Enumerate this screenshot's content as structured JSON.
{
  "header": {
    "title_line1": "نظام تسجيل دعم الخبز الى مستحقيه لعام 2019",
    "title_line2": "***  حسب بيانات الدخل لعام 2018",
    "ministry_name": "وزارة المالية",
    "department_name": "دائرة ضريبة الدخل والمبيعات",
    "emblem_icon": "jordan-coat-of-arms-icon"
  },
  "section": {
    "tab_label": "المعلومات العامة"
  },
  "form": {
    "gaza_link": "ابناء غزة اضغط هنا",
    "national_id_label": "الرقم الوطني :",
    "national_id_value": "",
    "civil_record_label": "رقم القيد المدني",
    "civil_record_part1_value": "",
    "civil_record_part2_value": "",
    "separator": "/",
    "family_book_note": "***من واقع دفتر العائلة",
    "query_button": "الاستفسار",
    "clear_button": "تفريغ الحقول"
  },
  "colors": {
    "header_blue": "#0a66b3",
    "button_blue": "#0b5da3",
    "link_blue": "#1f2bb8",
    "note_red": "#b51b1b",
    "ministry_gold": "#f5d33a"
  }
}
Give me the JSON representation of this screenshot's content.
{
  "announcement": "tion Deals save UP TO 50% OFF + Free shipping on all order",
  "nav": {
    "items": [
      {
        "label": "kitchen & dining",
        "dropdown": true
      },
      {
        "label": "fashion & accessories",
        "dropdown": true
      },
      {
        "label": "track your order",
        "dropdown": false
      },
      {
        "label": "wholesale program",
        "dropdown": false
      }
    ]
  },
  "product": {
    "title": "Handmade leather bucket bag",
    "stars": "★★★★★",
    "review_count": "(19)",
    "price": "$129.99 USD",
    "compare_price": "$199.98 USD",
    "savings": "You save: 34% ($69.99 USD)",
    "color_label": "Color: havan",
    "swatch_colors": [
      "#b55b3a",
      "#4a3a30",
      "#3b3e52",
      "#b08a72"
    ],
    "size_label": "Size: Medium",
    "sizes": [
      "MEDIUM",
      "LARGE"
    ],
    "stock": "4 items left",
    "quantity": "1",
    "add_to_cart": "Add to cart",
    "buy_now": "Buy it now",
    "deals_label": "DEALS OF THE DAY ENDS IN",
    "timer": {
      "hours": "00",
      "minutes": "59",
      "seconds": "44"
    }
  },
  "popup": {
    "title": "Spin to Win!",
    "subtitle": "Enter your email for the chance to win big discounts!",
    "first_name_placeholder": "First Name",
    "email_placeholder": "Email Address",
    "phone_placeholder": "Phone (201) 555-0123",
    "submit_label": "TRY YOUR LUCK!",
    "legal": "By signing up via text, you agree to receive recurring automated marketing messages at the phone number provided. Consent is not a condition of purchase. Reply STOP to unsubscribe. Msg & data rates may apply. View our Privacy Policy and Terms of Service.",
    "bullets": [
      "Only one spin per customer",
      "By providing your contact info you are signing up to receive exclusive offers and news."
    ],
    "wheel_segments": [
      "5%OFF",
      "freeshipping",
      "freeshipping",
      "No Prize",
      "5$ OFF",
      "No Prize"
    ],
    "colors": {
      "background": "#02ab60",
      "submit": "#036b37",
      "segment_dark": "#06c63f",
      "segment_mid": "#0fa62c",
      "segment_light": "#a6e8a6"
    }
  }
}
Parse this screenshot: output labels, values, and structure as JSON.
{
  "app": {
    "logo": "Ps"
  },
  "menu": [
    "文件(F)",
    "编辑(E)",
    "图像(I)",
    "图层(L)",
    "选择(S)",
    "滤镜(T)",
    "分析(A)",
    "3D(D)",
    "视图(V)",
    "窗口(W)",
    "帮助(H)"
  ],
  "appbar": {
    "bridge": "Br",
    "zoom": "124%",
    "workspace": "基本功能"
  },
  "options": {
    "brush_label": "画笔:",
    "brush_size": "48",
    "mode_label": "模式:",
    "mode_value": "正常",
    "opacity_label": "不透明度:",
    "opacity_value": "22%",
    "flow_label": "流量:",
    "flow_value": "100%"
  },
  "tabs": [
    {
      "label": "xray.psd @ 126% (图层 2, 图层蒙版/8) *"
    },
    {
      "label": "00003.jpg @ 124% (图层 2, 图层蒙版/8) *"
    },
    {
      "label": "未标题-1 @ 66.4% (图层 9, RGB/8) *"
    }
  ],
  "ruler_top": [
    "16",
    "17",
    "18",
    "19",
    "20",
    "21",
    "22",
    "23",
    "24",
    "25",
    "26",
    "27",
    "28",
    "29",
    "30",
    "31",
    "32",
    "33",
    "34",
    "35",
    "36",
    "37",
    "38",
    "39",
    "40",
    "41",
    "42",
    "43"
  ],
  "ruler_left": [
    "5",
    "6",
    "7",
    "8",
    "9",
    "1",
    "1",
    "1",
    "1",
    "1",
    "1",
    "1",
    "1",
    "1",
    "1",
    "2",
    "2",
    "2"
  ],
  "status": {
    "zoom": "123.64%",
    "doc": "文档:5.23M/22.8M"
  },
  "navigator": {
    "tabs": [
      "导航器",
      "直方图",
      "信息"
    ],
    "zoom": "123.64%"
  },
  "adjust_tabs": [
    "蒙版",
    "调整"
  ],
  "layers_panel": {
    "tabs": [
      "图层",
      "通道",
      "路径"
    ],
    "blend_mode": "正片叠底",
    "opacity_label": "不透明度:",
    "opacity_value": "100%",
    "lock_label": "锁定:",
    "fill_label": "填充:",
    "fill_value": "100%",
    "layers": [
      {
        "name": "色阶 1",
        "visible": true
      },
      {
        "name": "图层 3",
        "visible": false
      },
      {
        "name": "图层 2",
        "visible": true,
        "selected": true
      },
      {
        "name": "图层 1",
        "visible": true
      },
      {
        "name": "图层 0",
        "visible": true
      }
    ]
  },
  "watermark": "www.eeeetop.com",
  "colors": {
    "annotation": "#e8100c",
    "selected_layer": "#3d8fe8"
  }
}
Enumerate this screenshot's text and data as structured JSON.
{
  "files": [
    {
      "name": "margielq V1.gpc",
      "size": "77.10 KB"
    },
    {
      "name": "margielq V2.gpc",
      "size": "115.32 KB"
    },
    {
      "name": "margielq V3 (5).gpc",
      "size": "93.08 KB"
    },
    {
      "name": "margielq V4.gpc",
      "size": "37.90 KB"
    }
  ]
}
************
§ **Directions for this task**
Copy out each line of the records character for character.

§ **Exercise result**
Enumerate this screenshot's content as structured JSON.
{
  "header": {
    "title_line1": "نظام تسجيل دعم الخبز الى مستحقيه لعام 2019",
    "title_line2": "***  حسب بيانات الدخل لعام 2018",
    "ministry_name": "وزارة المالية",
    "department_name": "دائرة ضريبة الدخل والمبيعات",
    "emblem_icon": "jordan-coat-of-arms-icon"
  },
  "section": {
    "tab_label": "المعلومات العامة"
  },
  "form": {
    "gaza_link": "ابناء غزة اضغط هنا",
    "national_id_label": "الرقم الوطني :",
    "national_id_value": "",
    "civil_record_label": "رقم القيد المدني",
    "civil_record_part1_value": "",
    "civil_record_part2_value": "",
    "separator": "/",
    "family_book_note": "***من واقع دفتر العائلة",
    "query_button": "الاستفسار",
    "clear_button": "تفريغ الحقول"
  },
  "colors": {
    "header_blue": "#0a66b3",
    "button_blue": "#0b5da3",
    "link_blue": "#1f2bb8",
    "note_red": "#b51b1b",
    "ministry_gold": "#f5d33a"
  }
}
Give me the JSON representation of this screenshot's content.
{
  "announcement": "tion Deals save UP TO 50% OFF + Free shipping on all order",
  "nav": {
    "items": [
      {
        "label": "kitchen & dining",
        "dropdown": true
      },
      {
        "label": "fashion & accessories",
        "dropdown": true
      },
      {
        "label": "track your order",
        "dropdown": false
      },
      {
        "label": "wholesale program",
        "dropdown": false
      }
    ]
  },
  "product": {
    "title": "Handmade leather bucket bag",
    "stars": "★★★★★",
    "review_count": "(19)",
    "price": "$129.99 USD",
    "compare_price": "$199.98 USD",
    "savings": "You save: 34% ($69.99 USD)",
    "color_label": "Color: havan",
    "swatch_colors": [
      "#b55b3a",
      "#4a3a30",
      "#3b3e52",
      "#b08a72"
    ],
    "size_label": "Size: Medium",
    "sizes": [
      "MEDIUM",
      "LARGE"
    ],
    "stock": "4 items left",
    "quantity": "1",
    "add_to_cart": "Add to cart",
    "buy_now": "Buy it now",
    "deals_label": "DEALS OF THE DAY ENDS IN",
    "timer": {
      "hours": "00",
      "minutes": "59",
      "seconds": "44"
    }
  },
  "popup": {
    "title": "Spin to Win!",
    "subtitle": "Enter your email for the chance to win big discounts!",
    "first_name_placeholder": "First Name",
    "email_placeholder": "Email Address",
    "phone_placeholder": "Phone (201) 555-0123",
    "submit_label": "TRY YOUR LUCK!",
    "legal": "By signing up via text, you agree to receive recurring automated marketing messages at the phone number provided. Consent is not a condition of purchase. Reply STOP to unsubscribe. Msg & data rates may apply. View our Privacy Policy and Terms of Service.",
    "bullets": [
      "Only one spin per customer",
      "By providing your contact info you are signing up to receive exclusive offers and news."
    ],
    "wheel_segments": [
      "5%OFF",
      "freeshipping",
      "freeshipping",
      "No Prize",
      "5$ OFF",
      "No Prize"
    ],
    "colors": {
      "background": "#02ab60",
      "submit": "#036b37",
      "segment_dark": "#06c63f",
      "segment_mid": "#0fa62c",
      "segment_light": "#a6e8a6"
    }
  }
}
Parse this screenshot: output labels, values, and structure as JSON.
{
  "app": {
    "logo": "Ps"
  },
  "menu": [
    "文件(F)",
    "编辑(E)",
    "图像(I)",
    "图层(L)",
    "选择(S)",
    "滤镜(T)",
    "分析(A)",
    "3D(D)",
    "视图(V)",
    "窗口(W)",
    "帮助(H)"
  ],
  "appbar": {
    "bridge": "Br",
    "zoom": "124%",
    "workspace": "基本功能"
  },
  "options": {
    "brush_label": "画笔:",
    "brush_size": "48",
    "mode_label": "模式:",
    "mode_value": "正常",
    "opacity_label": "不透明度:",
    "opacity_value": "22%",
    "flow_label": "流量:",
    "flow_value": "100%"
  },
  "tabs": [
    {
      "label": "xray.psd @ 126% (图层 2, 图层蒙版/8) *"
    },
    {
      "label": "00003.jpg @ 124% (图层 2, 图层蒙版/8) *"
    },
    {
      "label": "未标题-1 @ 66.4% (图层 9, RGB/8) *"
    }
  ],
  "ruler_top": [
    "16",
    "17",
    "18",
    "19",
    "20",
    "21",
    "22",
    "23",
    "24",
    "25",
    "26",
    "27",
    "28",
    "29",
    "30",
    "31",
    "32",
    "33",
    "34",
    "35",
    "36",
    "37",
    "38",
    "39",
    "40",
    "41",
    "42",
    "43"
  ],
  "ruler_left": [
    "5",
    "6",
    "7",
    "8",
    "9",
    "1",
    "1",
    "1",
    "1",
    "1",
    "1",
    "1",
    "1",
    "1",
    "1",
    "2",
    "2",
    "2"
  ],
  "status": {
    "zoom": "123.64%",
    "doc": "文档:5.23M/22.8M"
  },
  "navigator": {
    "tabs": [
      "导航器",
      "直方图",
      "信息"
    ],
    "zoom": "123.64%"
  },
  "adjust_tabs": [
    "蒙版",
    "调整"
  ],
  "layers_panel": {
    "tabs": [
      "图层",
      "通道",
      "路径"
    ],
    "blend_mode": "正片叠底",
    "opacity_label": "不透明度:",
    "opacity_value": "100%",
    "lock_label": "锁定:",
    "fill_label": "填充:",
    "fill_value": "100%",
    "layers": [
      {
        "name": "色阶 1",
        "visible": true
      },
      {
        "name": "图层 3",
        "visible": false
      },
      {
        "name": "图层 2",
        "visible": true,
        "selected": true
      },
      {
        "name": "图层 1",
        "visible": true
      },
      {
        "name": "图层 0",
        "visible": true
      }
    ]
  },
  "watermark": "www.eeeetop.com",
  "colors": {
    "annotation": "#e8100c",
    "selected_layer": "#3d8fe8"
  }
}
Enumerate this screenshot's text and data as structured JSON.
{
  "files": [
    {
      "name": "margielq V1.gpc",
      "size": "77.10 KB"
    },
    {
      "name": "margielq V2.gpc",
      "size": "115.32 KB"
    },
    {
      "name": "margielq V3 (5).gpc",
      "size": "93.08 KB"
    },
    {
      "name": "margielq V4.gpc",
      "size": "37.90 KB"
    }
  ]
}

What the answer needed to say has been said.